i believe i am genetically predisposed to the above diseases given family history. i have recently read that a high fat low carb diet invreases risk given slower transit time of feces in the intestinek. correct? what can be done to combat it?
As a genetic counselor I can tell you that IF you have inherited the gene change for FAP no diet will change your risk for colon cancer (which is virtually 100% in untreated patients) because you are lacking a tumor suppressor gene. I am a big believer in paleo but there are certain things food can't change and genetic conditions are one of them. There are treatments and management protocols to significantly reduce your risk of cancer if you have FAP so I highly suggest you get yourself to a genetic counselor or geneticist to discuss your options.
I don't know about the big picture but at the cellular level cancer cells need glucose to survive and multiply. Carbs are converted into glucose. It would appear a low carb diet would reduce your risk of cancer.
If you are concerned about hereditary cancer, you really need to see a genetic counselor -- here's a link to help you find one. I have a BRCA2 mutation (hereditary breast/ovarian cancer syndrome gene) and am an oncology nurse -- seriously, diet is not a sufficient intervention for a cancer-predisposing mutation. You need to know (a) if you actually have an identifiable mutation and (b) what your risk-reduction options are.
Thanks for that link Brad. Interesting info but a tad worrisome. I say worrisome because no way do I tolerate the amount of "safe starches" recommended by Jaminet although I do enjoy his work very much and there is much in his excellent book for those of us interested in autophagy and ketogenic diets - plus other helpful info. Back to the link -- when the long-term Optimal dieter (referring to Kwasniewski diet) referenced who stated that there was a feeling that long-term Optimal dieters were succumbing to colon, stomach and duodenol cancers at frequent rates -- does anyone have any actual numbers? Also, these long-term dieters were purportedly on the diet for over a decade so I can't help but wonder if cause and effect with respect to diet isn't a stretch without knowing other factors such as genetic susceptibility; actual diet compliance; amount of smoked and non-organic foods eaten; H-Pylori infection; vitamin d status; alcohol consumption; smoking habits, etc etc etc. I would think very low carb advocating physicians would have noticed if their patients were developing the above cancers at alarming rates. Certainly deceased low carb advocating physicians such as Wolfgang Lutz, H.L Newbold and Blake Donaldson did not mention this in their books. Lutz was a gastroenerologist and Life Without Bread translation advocates starting at around 72 carbs but these can be gradually lowered as desired -- the higher amount is to avoid undue stress reactions -- no mention made of dangers from mucus deficiency when going lower. As someone with a hypothyroid condition, I find it interesting that more mucin is somehow desirable in the colon when excess mucin is a hallmark of untreated hypothyroidism -- puffy looking, thickened skin.

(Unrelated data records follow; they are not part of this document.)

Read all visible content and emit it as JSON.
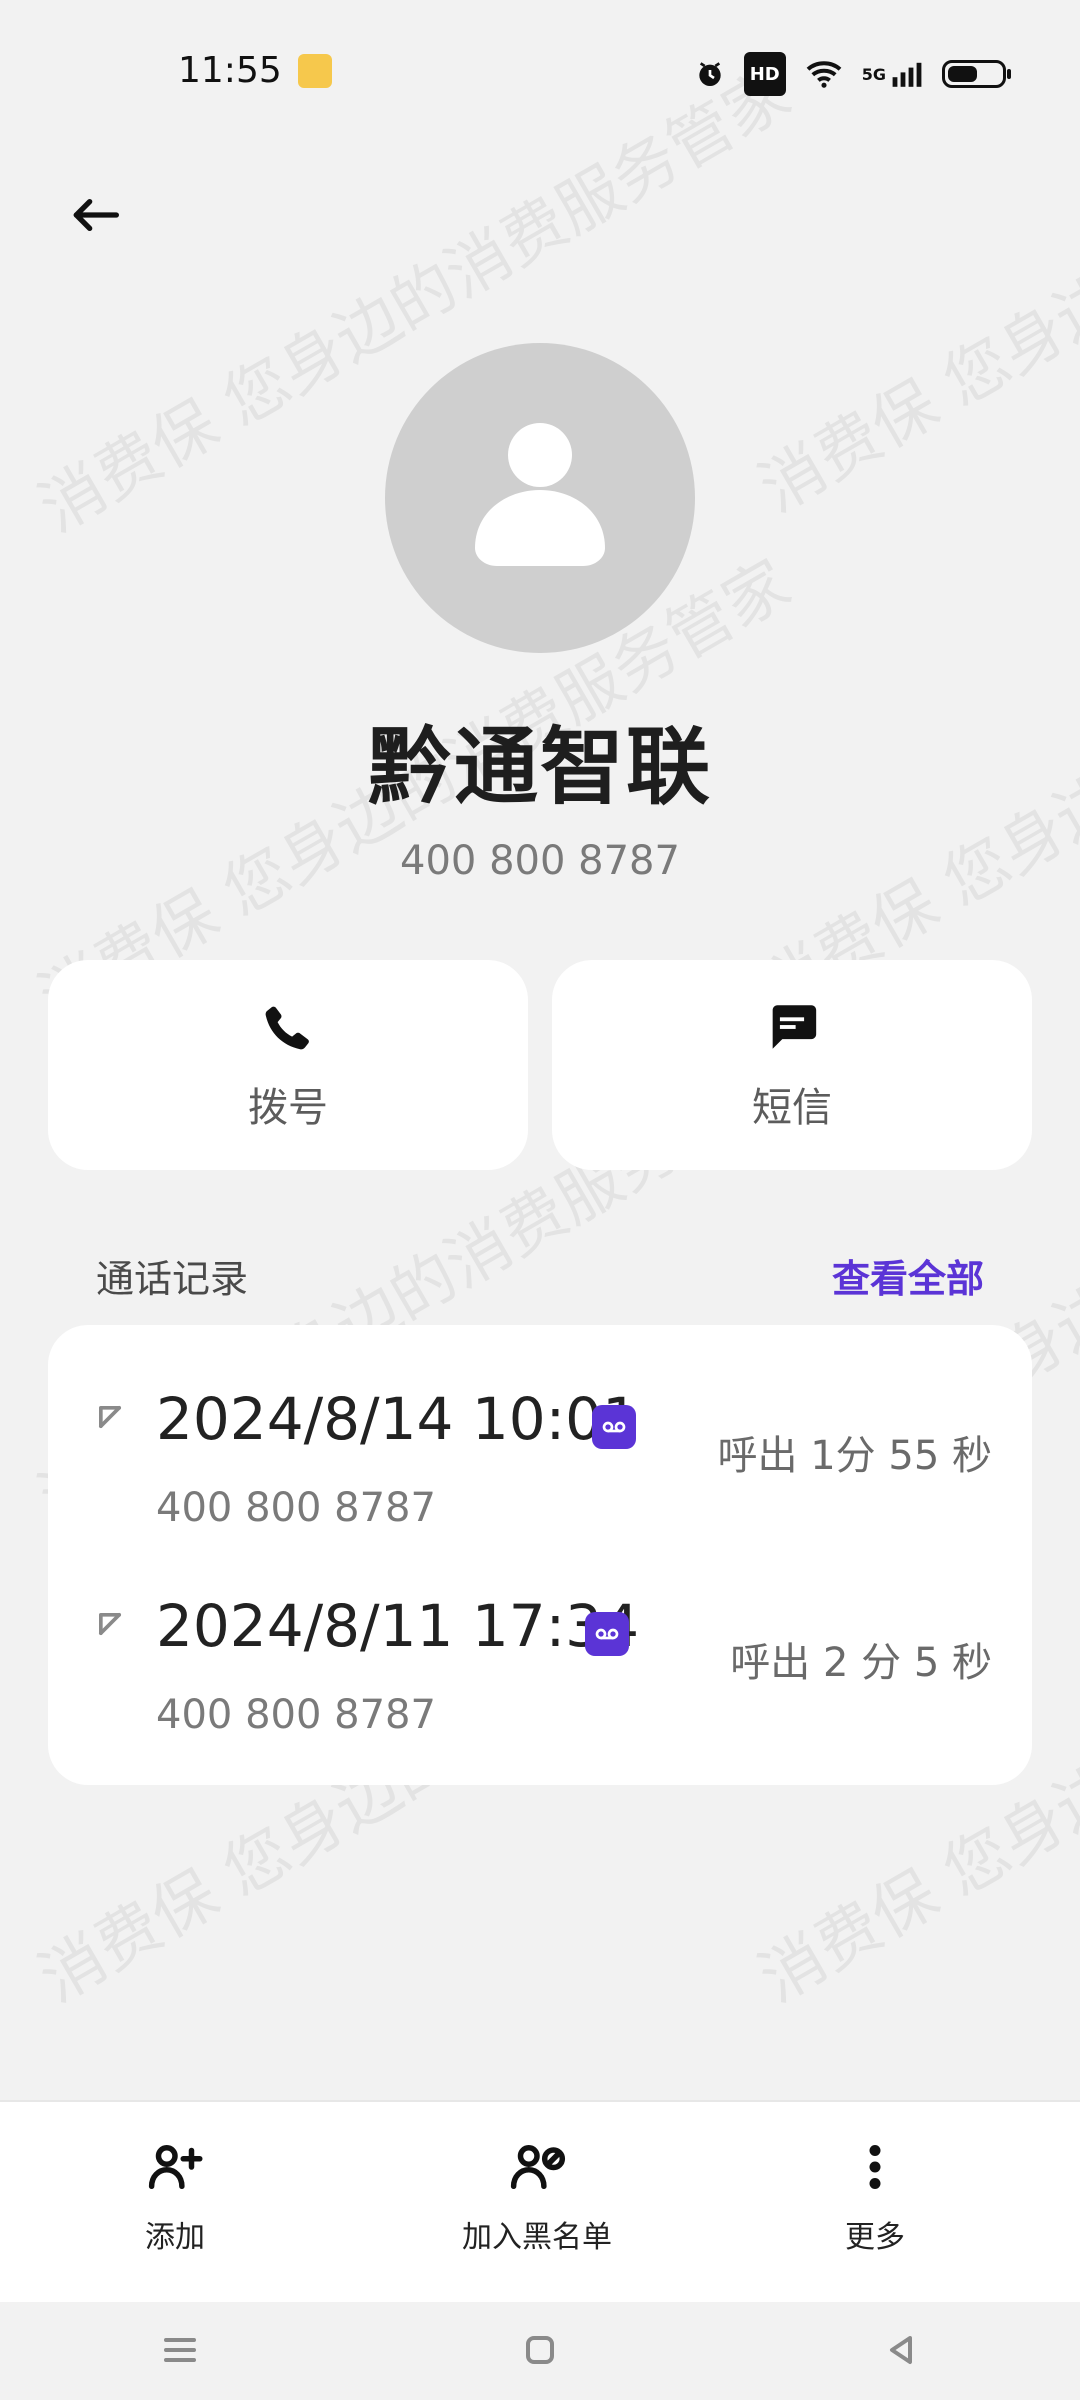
{
  "status_bar": {
    "time": "11:55",
    "hd": "HD",
    "network": "5G",
    "battery_level": 0.6
  },
  "contact": {
    "name": "黔通智联",
    "phone": "400 800 8787"
  },
  "actions": {
    "dial_label": "拨号",
    "sms_label": "短信"
  },
  "call_log": {
    "title": "通话记录",
    "view_all": "查看全部",
    "rows": [
      {
        "datetime": "2024/8/14 10:01",
        "number": "400 800 8787",
        "duration": "呼出 1分 55 秒"
      },
      {
        "datetime": "2024/8/11 17:34",
        "number": "400 800 8787",
        "duration": "呼出 2 分 5 秒"
      }
    ]
  },
  "bottom_actions": {
    "add": "添加",
    "blacklist": "加入黑名单",
    "more": "更多"
  },
  "watermark": {
    "line_1": "消费保 您身边的消费服务管家",
    "line_2": "消费保 您身边"
  },
  "colors": {
    "accent": "#5b34d6",
    "background": "#f2f2f2",
    "card": "#ffffff"
  }
}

FAP relies on a strict definition of actually seeing polyps within your colon.
If you really have FAP, you need your colon removed. The typical protocol is for FAP patients to have their colon removed early in life to avoid getting cancer.

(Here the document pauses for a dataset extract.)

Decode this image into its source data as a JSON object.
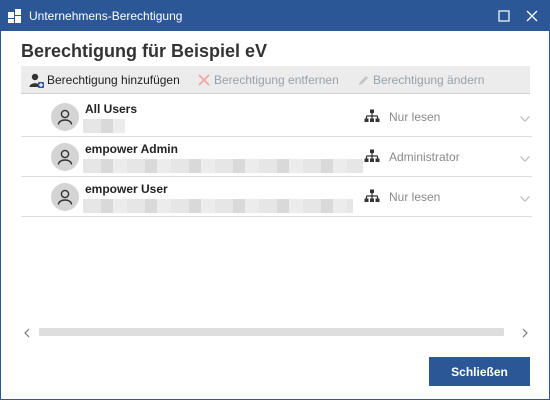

I would strongly suggest you see a physician to get both genetically tested and have your colon scoped to check for polyps. 100% percent of these patient get cancer in their colon, so please check this out.